Exercise prompt: A complete answer lists every line of the material where the string "Wall" occurs.
+===+
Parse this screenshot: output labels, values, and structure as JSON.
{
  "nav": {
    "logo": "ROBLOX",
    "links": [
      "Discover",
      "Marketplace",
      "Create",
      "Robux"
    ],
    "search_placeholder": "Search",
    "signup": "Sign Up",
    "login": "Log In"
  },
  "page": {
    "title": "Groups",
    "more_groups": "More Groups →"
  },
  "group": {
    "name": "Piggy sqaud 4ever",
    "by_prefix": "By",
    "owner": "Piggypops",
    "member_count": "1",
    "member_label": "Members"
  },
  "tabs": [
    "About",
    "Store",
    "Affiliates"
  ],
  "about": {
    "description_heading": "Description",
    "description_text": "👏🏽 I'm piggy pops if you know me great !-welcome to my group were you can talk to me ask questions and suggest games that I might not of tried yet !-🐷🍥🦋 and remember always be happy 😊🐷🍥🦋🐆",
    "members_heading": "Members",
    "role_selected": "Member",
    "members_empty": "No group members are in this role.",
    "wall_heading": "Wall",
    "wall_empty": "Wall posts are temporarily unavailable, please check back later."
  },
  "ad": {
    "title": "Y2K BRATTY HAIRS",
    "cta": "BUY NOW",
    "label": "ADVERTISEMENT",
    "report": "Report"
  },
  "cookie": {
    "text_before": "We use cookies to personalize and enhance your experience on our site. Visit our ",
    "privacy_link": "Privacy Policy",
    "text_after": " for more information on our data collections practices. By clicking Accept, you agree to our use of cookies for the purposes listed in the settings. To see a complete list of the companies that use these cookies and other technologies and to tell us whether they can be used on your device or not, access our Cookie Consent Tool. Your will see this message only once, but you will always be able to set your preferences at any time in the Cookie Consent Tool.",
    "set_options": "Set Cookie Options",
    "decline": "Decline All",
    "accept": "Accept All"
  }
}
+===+
Answer to the exercise:
    "wall_heading": "Wall",
    "wall_empty": "Wall posts are temporarily unavailable, please check back later."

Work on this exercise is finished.